At the same time, a 30 month sentence is outrageous, and not allowing Mr. Libby to remain free until the appeals process was complete was entirely unnecessary. All those on the left arguing that Libby’s actions were injurious to national security forget that Libby was not the leaker, Richard Armitage was, and that no one has been charged with violating the Intelligence Identities Protection Act. Fitzgerald knew the entire time what had really happened and that there was no substance to the allegations. Furthermore, Libby’s case has to be taken into the context of someone like Sandy Berger, who stole documents from the National Archives and destroyed evidence so that the 9/11 Commission would not have access to it: an act which was unquestionably injurious to national security and for which Berger got a slap on the wrist.
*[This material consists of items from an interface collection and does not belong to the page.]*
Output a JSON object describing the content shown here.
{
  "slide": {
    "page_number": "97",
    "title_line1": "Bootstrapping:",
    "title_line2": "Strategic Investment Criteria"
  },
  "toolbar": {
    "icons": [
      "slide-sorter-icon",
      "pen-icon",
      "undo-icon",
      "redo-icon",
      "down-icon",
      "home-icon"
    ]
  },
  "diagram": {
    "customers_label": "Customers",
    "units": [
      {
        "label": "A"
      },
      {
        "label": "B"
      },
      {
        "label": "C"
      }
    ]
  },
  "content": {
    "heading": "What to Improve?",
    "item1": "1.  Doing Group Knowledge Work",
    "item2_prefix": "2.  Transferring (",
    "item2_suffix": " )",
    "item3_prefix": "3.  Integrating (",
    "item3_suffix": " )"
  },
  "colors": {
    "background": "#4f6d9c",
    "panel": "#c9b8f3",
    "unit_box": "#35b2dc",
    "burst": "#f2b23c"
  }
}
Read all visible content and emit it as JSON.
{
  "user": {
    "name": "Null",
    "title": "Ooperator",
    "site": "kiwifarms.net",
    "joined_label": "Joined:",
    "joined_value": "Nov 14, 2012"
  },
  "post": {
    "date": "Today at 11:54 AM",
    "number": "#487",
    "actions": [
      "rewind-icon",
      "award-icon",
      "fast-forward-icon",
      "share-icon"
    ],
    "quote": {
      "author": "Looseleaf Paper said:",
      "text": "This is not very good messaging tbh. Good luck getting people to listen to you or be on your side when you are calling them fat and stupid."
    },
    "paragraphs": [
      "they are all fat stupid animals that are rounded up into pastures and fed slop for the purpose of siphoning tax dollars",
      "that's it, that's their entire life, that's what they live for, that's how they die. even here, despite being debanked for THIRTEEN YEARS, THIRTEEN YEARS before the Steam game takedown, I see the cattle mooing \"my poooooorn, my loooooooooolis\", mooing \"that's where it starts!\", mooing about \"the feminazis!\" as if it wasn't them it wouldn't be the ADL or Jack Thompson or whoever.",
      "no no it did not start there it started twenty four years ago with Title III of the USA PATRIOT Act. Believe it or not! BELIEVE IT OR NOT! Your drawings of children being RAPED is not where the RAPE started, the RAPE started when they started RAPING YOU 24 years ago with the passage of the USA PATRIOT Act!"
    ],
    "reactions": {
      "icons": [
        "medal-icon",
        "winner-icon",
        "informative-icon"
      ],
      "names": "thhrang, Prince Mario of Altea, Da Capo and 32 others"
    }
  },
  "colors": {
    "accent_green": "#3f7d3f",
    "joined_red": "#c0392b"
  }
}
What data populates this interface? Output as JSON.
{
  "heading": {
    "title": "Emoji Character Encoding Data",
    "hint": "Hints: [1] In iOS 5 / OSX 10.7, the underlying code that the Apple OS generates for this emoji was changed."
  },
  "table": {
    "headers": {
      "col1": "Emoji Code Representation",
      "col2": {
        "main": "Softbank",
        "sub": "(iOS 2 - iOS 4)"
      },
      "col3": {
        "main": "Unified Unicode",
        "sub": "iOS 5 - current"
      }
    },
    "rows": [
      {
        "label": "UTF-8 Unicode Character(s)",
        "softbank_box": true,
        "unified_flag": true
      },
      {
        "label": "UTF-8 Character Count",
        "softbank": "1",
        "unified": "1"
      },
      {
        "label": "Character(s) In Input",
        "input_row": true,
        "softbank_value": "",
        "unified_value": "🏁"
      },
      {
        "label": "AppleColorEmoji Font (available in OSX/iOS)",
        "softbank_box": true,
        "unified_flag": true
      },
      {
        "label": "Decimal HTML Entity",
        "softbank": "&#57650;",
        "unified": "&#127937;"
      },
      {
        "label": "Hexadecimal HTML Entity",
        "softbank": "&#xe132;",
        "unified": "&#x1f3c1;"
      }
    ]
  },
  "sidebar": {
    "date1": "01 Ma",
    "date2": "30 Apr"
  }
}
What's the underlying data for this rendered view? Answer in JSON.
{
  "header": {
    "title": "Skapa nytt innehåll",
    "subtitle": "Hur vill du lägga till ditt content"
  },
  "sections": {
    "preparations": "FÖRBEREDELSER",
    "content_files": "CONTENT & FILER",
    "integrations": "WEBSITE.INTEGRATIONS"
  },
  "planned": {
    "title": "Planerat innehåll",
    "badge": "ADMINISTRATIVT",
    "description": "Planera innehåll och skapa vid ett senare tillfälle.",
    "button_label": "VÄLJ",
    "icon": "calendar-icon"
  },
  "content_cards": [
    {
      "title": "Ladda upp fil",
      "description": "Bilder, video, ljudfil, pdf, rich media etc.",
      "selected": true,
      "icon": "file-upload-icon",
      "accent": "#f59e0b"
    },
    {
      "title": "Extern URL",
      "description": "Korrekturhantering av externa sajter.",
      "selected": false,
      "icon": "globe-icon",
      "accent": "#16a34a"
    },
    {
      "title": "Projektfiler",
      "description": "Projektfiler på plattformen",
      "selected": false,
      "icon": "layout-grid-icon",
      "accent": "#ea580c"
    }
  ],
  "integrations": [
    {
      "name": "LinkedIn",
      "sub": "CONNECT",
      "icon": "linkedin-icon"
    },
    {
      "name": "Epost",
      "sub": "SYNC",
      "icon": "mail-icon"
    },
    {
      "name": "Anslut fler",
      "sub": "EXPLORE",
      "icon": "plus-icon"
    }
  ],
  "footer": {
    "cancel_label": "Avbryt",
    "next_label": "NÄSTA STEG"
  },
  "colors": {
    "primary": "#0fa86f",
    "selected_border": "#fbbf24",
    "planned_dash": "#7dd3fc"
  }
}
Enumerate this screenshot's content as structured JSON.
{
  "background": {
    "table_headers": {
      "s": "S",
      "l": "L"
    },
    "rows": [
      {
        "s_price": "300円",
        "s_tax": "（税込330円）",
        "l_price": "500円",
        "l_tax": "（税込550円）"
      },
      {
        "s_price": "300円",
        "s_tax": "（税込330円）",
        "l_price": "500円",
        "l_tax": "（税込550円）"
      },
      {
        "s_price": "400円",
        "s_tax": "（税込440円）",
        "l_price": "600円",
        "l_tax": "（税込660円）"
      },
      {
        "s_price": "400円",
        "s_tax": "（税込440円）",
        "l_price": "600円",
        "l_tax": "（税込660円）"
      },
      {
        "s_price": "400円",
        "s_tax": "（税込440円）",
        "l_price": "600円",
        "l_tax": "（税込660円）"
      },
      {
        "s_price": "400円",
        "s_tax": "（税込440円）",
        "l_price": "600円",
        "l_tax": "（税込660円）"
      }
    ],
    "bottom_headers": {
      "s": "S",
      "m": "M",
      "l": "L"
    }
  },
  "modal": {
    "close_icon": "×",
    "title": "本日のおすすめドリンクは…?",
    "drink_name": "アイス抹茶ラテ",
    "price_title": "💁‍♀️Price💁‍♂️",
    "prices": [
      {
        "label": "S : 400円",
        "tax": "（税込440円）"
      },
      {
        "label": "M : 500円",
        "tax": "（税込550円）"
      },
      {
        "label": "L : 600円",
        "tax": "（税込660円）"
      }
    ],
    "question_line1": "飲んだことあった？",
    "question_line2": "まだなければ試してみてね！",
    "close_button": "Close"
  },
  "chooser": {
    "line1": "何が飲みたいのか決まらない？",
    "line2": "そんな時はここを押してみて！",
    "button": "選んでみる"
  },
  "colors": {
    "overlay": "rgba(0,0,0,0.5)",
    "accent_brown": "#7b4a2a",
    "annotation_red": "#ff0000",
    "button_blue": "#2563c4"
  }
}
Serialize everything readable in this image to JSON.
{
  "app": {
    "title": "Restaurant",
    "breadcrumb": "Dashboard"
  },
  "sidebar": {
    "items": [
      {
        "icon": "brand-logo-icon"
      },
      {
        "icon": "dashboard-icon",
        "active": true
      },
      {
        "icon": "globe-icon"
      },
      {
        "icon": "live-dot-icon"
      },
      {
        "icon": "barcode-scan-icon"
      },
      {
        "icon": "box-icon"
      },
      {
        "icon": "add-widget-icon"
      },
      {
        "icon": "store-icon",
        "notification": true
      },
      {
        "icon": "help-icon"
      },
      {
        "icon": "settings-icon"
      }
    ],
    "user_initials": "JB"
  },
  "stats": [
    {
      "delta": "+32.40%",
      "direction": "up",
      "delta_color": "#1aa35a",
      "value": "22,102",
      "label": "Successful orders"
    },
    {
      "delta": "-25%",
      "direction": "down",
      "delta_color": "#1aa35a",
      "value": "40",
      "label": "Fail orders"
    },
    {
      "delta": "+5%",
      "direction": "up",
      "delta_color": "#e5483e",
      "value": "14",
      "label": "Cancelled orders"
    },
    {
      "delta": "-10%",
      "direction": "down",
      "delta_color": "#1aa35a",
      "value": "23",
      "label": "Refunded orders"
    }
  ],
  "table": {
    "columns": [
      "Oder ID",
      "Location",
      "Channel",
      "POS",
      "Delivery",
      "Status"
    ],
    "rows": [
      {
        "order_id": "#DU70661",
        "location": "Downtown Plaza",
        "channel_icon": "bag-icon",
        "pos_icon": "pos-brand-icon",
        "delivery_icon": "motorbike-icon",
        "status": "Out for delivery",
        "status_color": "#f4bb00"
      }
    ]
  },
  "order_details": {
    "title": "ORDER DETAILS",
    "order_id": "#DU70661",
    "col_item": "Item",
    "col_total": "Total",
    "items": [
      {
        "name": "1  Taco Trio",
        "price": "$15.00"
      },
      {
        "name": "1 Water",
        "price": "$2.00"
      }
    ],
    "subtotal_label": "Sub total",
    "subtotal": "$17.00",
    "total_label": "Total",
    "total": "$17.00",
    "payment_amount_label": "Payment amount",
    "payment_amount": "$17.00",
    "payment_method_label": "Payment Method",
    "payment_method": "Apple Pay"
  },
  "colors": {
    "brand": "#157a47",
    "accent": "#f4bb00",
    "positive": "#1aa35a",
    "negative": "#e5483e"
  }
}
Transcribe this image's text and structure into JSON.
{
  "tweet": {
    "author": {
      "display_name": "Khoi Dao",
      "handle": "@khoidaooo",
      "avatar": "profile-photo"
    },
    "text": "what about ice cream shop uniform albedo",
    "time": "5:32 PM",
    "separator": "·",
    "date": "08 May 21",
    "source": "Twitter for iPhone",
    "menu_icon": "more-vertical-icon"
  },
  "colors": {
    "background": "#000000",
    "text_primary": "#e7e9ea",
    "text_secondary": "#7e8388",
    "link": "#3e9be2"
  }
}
Justifying throwing Libby in prison on national security grounds is unwarranted by the facts: Libby wasn’t the leaker, he was never prosecuted as such, and the jury was never presented with any facts to that regard. It is a gross violation of due process to sentence someone based upon factors that were not presented to the jury. If Fitzgerald believed that Libby was the leaker he should have prosecuted him under the IIPA — which he did not because there was no evidence that anyone in the White House had leaked Plame’s identity.

The political fallout will undoubtedly hurt Bush, but he’s already politically irrelevant as it is. It no longer matters how much the President tweaks the Democrats, they’ve long treated him as their Emmanuel Goldstein and will go after him no matter what. The President tried to be judicious in rectifying an unjust sentence without contradicting the determination of a fair and open trial. Commuting Libby’s sentence is unquestionably bad politics from an Administration whose political standing could not possibly be lower, but as a matter of law and policy it was the correct choice. That may not mollify the President’s many critics on both the left and the right, but what is popular is not always right and what is right is almost never popular.

One response to “The Libby Commutation’s Political Fallout”

  1. Haggs says:

    The 30 month sentence seemed a bit long to me too, but it was apparently within the sentencing guidelines. But if the President believed the sentense was too excessive, then why not just cut off a year or so?